When the fall comes, Clein goes back to The Farmers’ Almanac, this time to find the harvest full moon so he knows when to bring his crop down. Then he makes sure to get started early in the morning, before the day’s full sun can affect the freshly harvested buds.
“When we harvest, we look for symmetry in our preparation,” he says. “The reason we harvest on the full moons is because the terpene profiles, on those full moons, are more intense. The reason we harvest early in the morning is the sun, when it gets above a certain temperature, tends to help evaporate the terpene profile.”
Once completed, which can take days with just two people working (“It’s exhausting,” Clein says), an extended drying and curing process begins.
“I’ve added two additional very important steps, especially for a sungrown farmer who grows once a year like myself: it’s dry, cure, preserve and store,” he says. “When I go to my flowers in March or April or May, and I bring them to my distributor, I need to have them just as fresh as they were in October or November and that’s about removing oxygen, that’s about controlling the remaining moisture in the flower, that’s about having the cannabis in a temperature-controlled room, and all of that is very important.”
Clein says in recent years he has also invested heavily in the branding and marketing of his product, which comes in jars with distinctive black and white labels. During the first few years, he sold his flower in bulk, sold the trim to extractors and sold his smaller buds to companies that made pre-rolls. Now, he does that in-house and works to ensure that distributors, retailers and budtenders understand what makes his product special and different, often through some of the very sayings and mantras he uses at the farm, such as “Planted by the moon with sun, soil and soul” and “GMO-free, pesticide-free and worry-free.”
He also says he looks forward to a post-COVID world when he can get back to throwing his “Marty Parties” to help consumers understand the nuances that make Martyjuana a unique product, from the seed-start, to the moon cycles, to the compost teas, IPM, hand-trimming and extensive curing process.
“These are the nuances that produce a flower that is not just a good flower, but something that is quite unique in color, texture and tone and tests really well,” he says.
It’s a lot of work, but the Florida boy who moved to California wine country in order to grow cannabis says that effort and level of attention to detail is ultimately what makes his flower stand out from the crowd.

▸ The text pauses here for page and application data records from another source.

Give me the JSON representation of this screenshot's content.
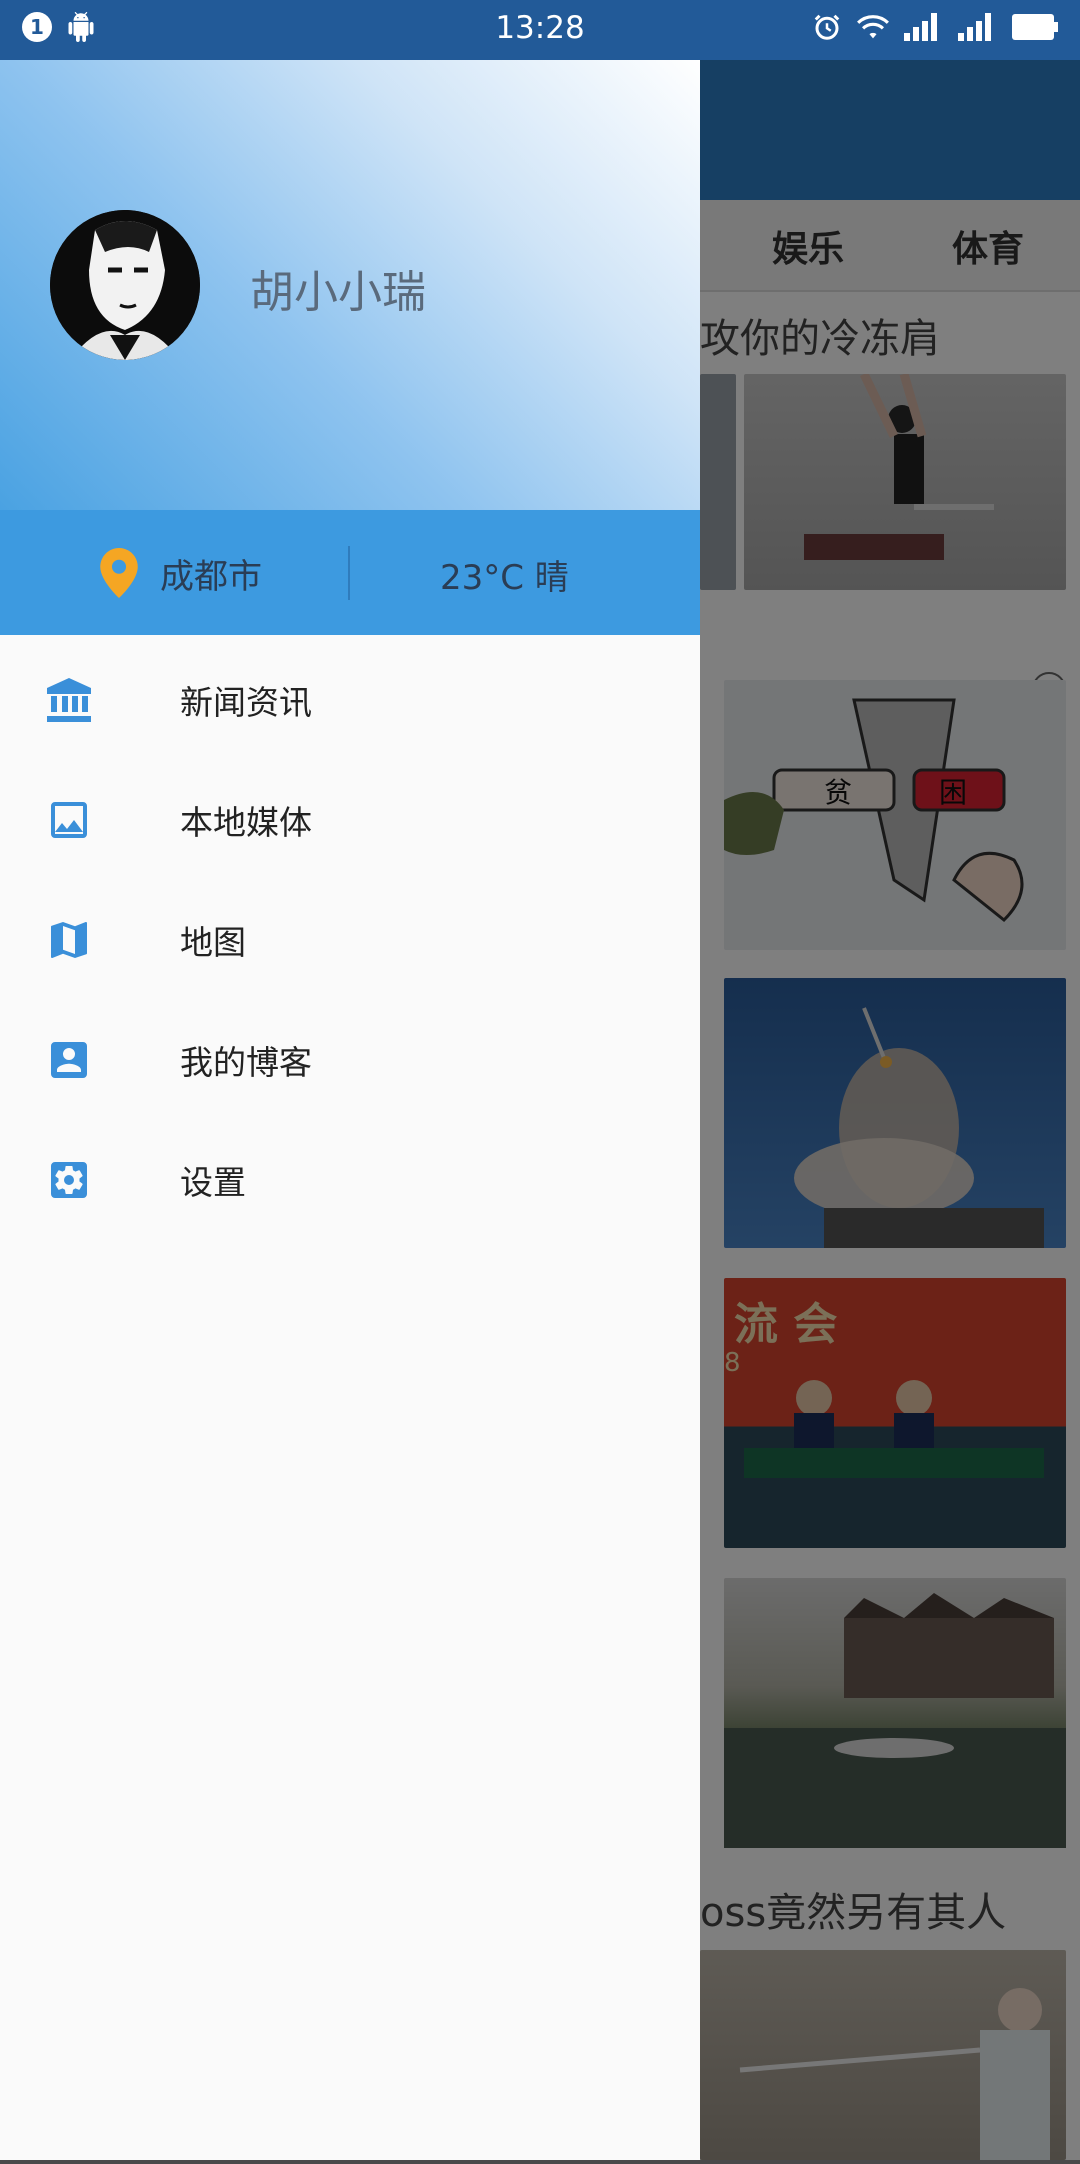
{
  "status_bar": {
    "notification_count": "1",
    "time": "13:28",
    "sim_slot": "2"
  },
  "background_app": {
    "tabs": [
      "娱乐",
      "体育"
    ],
    "headlines": [
      "攻你的冷冻肩",
      "oss竟然另有其人"
    ],
    "image_texts": [
      "贫",
      "困",
      "流  会",
      "8"
    ]
  },
  "drawer": {
    "user_name": "胡小小瑞",
    "city": "成都市",
    "weather": "23°C 晴",
    "menu": [
      {
        "label": "新闻资讯",
        "icon": "bank-icon"
      },
      {
        "label": "本地媒体",
        "icon": "image-icon"
      },
      {
        "label": "地图",
        "icon": "map-icon"
      },
      {
        "label": "我的博客",
        "icon": "account-box-icon"
      },
      {
        "label": "设置",
        "icon": "settings-icon"
      }
    ]
  },
  "colors": {
    "accent": "#3d9ae0",
    "icon_blue": "#3a8fd9",
    "pin_orange": "#f5a623"
  }
}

“I never believed I was the best at what I did, I just believed that I loved what I did,” he says.